DATA SUPPLIED Block Start
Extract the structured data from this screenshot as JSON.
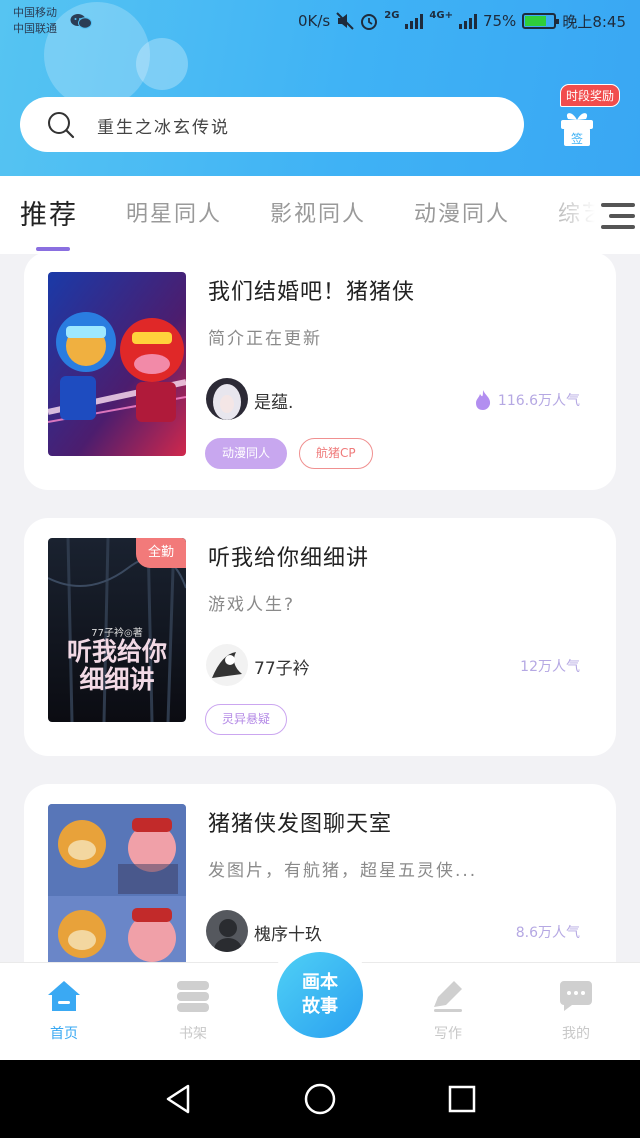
{
  "status_bar": {
    "carrier1": "中国移动",
    "carrier2": "中国联通",
    "speed": "0K/s",
    "network_2g": "2G",
    "network_4g": "4G+",
    "battery": "75%",
    "time": "晚上8:45"
  },
  "search": {
    "text": "重生之冰玄传说"
  },
  "sign_in": {
    "badge": "时段奖励",
    "label": "签"
  },
  "tabs": [
    "推荐",
    "明星同人",
    "影视同人",
    "动漫同人",
    "综艺"
  ],
  "stories": [
    {
      "title": "我们结婚吧！猪猪侠",
      "description": "简介正在更新",
      "author": "是蕴.",
      "popularity": "116.6万人气",
      "tags": [
        "动漫同人",
        "航猪CP"
      ],
      "ribbon": ""
    },
    {
      "title": "听我给你细细讲",
      "description": "游戏人生?",
      "author": "77子衿",
      "popularity": "12万人气",
      "tags": [
        "灵异悬疑"
      ],
      "ribbon": "全勤",
      "cover_text": "听我给你细细讲",
      "cover_author": "77子衿◎著"
    },
    {
      "title": "猪猪侠发图聊天室",
      "description": "发图片，有航猪，超星五灵侠...",
      "author": "槐序十玖",
      "popularity": "8.6万人气",
      "tags": [],
      "ribbon": ""
    }
  ],
  "bottom_nav": {
    "home": "首页",
    "shelf": "书架",
    "center": "画本故事",
    "write": "写作",
    "mine": "我的"
  },
  "colors": {
    "accent": "#3aa9f3",
    "tab_indicator": "#8a6fe0",
    "tag_purple": "#c8a7ef"
  }
}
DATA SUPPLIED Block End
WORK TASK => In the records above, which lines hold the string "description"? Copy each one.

SOLUTION TO THIS PROBLEM =>
      "description": "简介正在更新",
      "description": "游戏人生?",
      "description": "发图片，有航猪，超星五灵侠...",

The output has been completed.